This post is a draft of an introduction for a new academic paper aimed at a graphic design journal. A rewritten version of this draft is featured in the next post.
Before I begin this (see previous post) I first need to establish a context to the problem and solution I propose that Visual Communication can address. To do this I first wish to unpack what I mean as ‘aesthetics of surface’ and to establish what I mean by the ‘aesthetics of use’. This will be crucial for the main thrust of this paper’s thesis. Firstly I want to explain my use of the disciplinary term of Visual Communication. The term ‘Graphic Design’ was coined in 1922 by American typographer and printer William A. Dwiggins “to confer a loftier professional standing” (Heller, 2006). In doing so graphic designers were raised to a profession predominantly servicing the commercial world, but it had also 'cemented’ them into a fixed view of their contribution that was unfairly denigrated as "decorationists/dictators of style" (Laurel, 2003).
In 1999 design critic Rick Poynor made a statement in an essay in the book Made in Britain. At the close of the 20th century he commented that if the term Graphic Design had become a too rigid term it was “partly because it sounds like a largely technical procedure, but particularly because it fails to suggest the expanded possibilities of contemporary visual culture” (Poynor, 1999, p28). He expands on this further in another essay in 2004, giving some indication that the discipline of Visual Communication was more than mere creative facilitators of the ‘aesthetics of surface’ merely creating pretty business stationary or adverts. Poynor reminds us that the Modernist progenitors of the discipline such as Rodchenko, Lissitzky and Moholy-Nagy had naturally “moved freely across the boundaries” in the twenties and thirties “that later, more professionally-minded generations attempted to cement in place” (Poynor, 2004). I argue that the term of graphic designer or graphic design is too narrow to describe the discipline.

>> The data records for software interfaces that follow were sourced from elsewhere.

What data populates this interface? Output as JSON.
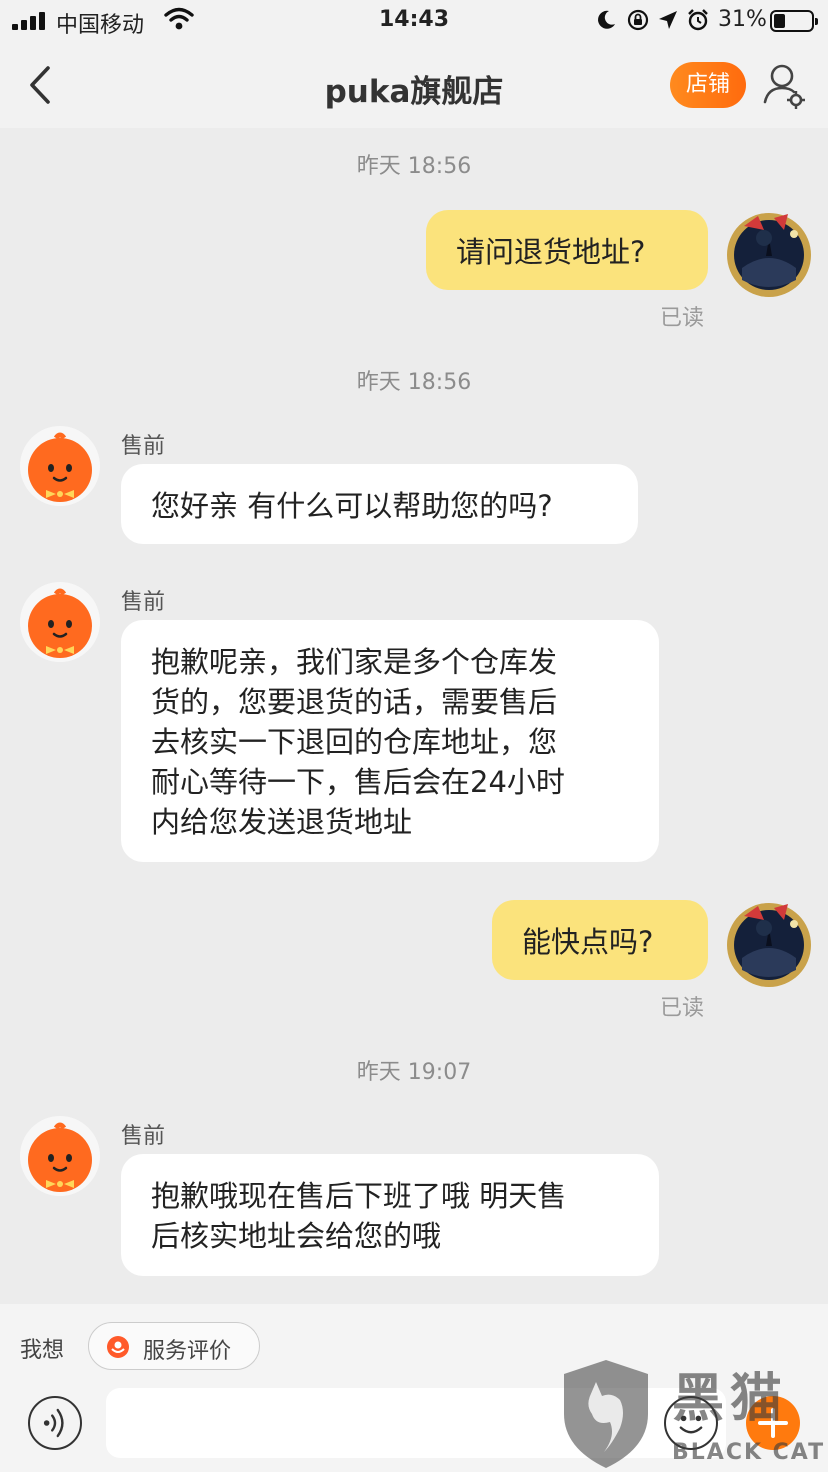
{
  "status_bar": {
    "carrier": "中国移动",
    "time": "14:43",
    "battery_percent": "31%",
    "battery_level": 0.31,
    "icons": [
      "signal-icon",
      "wifi-icon",
      "moon-icon",
      "rotation-lock-icon",
      "location-arrow-icon",
      "alarm-icon",
      "battery-icon"
    ]
  },
  "header": {
    "title": "puka旗舰店",
    "shop_button": "店铺",
    "back_icon": "chevron-left-icon",
    "user_icon": "user-settings-icon",
    "accent_color": "#ff7a0e"
  },
  "messages": [
    {
      "type": "timestamp",
      "text": "昨天 18:56"
    },
    {
      "type": "outgoing",
      "text": "请问退货地址?",
      "status": "已读"
    },
    {
      "type": "timestamp",
      "text": "昨天 18:56"
    },
    {
      "type": "incoming",
      "sender": "售前",
      "text": "您好亲 有什么可以帮助您的吗?"
    },
    {
      "type": "incoming",
      "sender": "售前",
      "lines": [
        "抱歉呢亲，我们家是多个仓库发",
        "货的，您要退货的话，需要售后",
        "去核实一下退回的仓库地址，您",
        "耐心等待一下，售后会在24小时",
        "内给您发送退货地址"
      ]
    },
    {
      "type": "outgoing",
      "text": "能快点吗?",
      "status": "已读"
    },
    {
      "type": "timestamp",
      "text": "昨天 19:07"
    },
    {
      "type": "incoming",
      "sender": "售前",
      "lines": [
        "抱歉哦现在售后下班了哦 明天售",
        "后核实地址会给您的哦"
      ]
    }
  ],
  "quick_bar": {
    "label": "我想",
    "chip": "服务评价"
  },
  "input_bar": {
    "placeholder": "",
    "icons": [
      "voice-icon",
      "emoji-icon",
      "plus-icon"
    ]
  },
  "watermark": {
    "text_cn": "黑猫",
    "text_en": "BLACK CAT"
  },
  "colors": {
    "outgoing_bubble": "#fbe37c",
    "incoming_bubble": "#ffffff",
    "background": "#ececec"
  }
}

Therefore I follow Jorge Frascara’s use of the term Visual Communication as the purer definition of the creative design discipline that produces graphic forms of communication through the manipulation of the relationship between text | image. Visual Communication places the emphasis upon the method [design], the objective [communication] and the medium [visual], rather than just the creation of graphic forms [outcomes] (Frascara, 2004, p4). The outcomes of Visual Communication have been more than graphic design, as it also encompasses illustration and now design for motion and interaction. Since the end of the 20th century the pure discipline of Visual Communication has been undergoing true re-evaluation, and positively can be viewed as a re-strengthening of its disciplinary roots in communication.
This is in part attributed to Visual Communication’s roots of ‘moving across boundaries’, knowing no bounds when adapting to the design within other forms of media beyond print. Some momentum and professional ground had been lost in the 1990s due to reticence of ‘cemented’ on trying to control the design process and the visual outcomes of new media that called for dynamic rather than static design solutions (Bruinsma and Van Der Meulen, 2003; Burgoyne, 2002; MacDonald, 2004). A different ‘mind-set’ that knew no bounds when it came to working with other forms of media was needed, that reflects the true “open”, “diverse”, “inclusive” and “inventive” heart of the discipline (Poynor, 2004) that constantly challenged its own established ‘rules’. These new designers chose to design for interactivity accepting a new mind-set that the user is king. They learnt to collaborate within multi-disciplinary teams of experts with different skill-sets to achieve solutions that contributed to the ‘aesthetics of use’.
BRUINSMA, M. and VAN DER MEULEN, S. (2003) Deep Sites: Intelligent Innovation in Contemporary Web Design. London: Thames & Hudson Ltd.
BURGOYNE, P. (2002) GB: Graphic Britain. London: Laurence King Publishing.
FRASCARA, J. (2004) Communication Design: Principles, Methods and Practice. New York: Allworth Press.
HELLER, S. (2006) Better Skills Through Better Research. In: A. BENNETT, ed. Design Studies: Theory and Research in Graphic Design - A Reader. New York: Princeton Architectural Press, p10-13
LAUREL, B. ed (2003) Design Research: Methods and Perspectives. London: MIT Press.
MACDONALD, N. (2004) British Web Design: A Brief History. In: R. POYNOR, ed. Communicate: Independent British Graphic Design since the Sixties. London: Laurence King Publishing Ltd., pp200-215.
POYNOR, R. (1999) Made in Britain: The Ambiguous Image. In N. BARLEY et al. Lost and Found: Critical Voices in New British Design. London: Birkhauser Verlag AG/The British Council. Pp 28-31
POYNOR, R. (2004) Spirit of Independence. In: R. POYNOR, ed. Communicate: Independent British Graphic Design since the Sixties. London: Laurence King Publishing Ltd., pp.12-47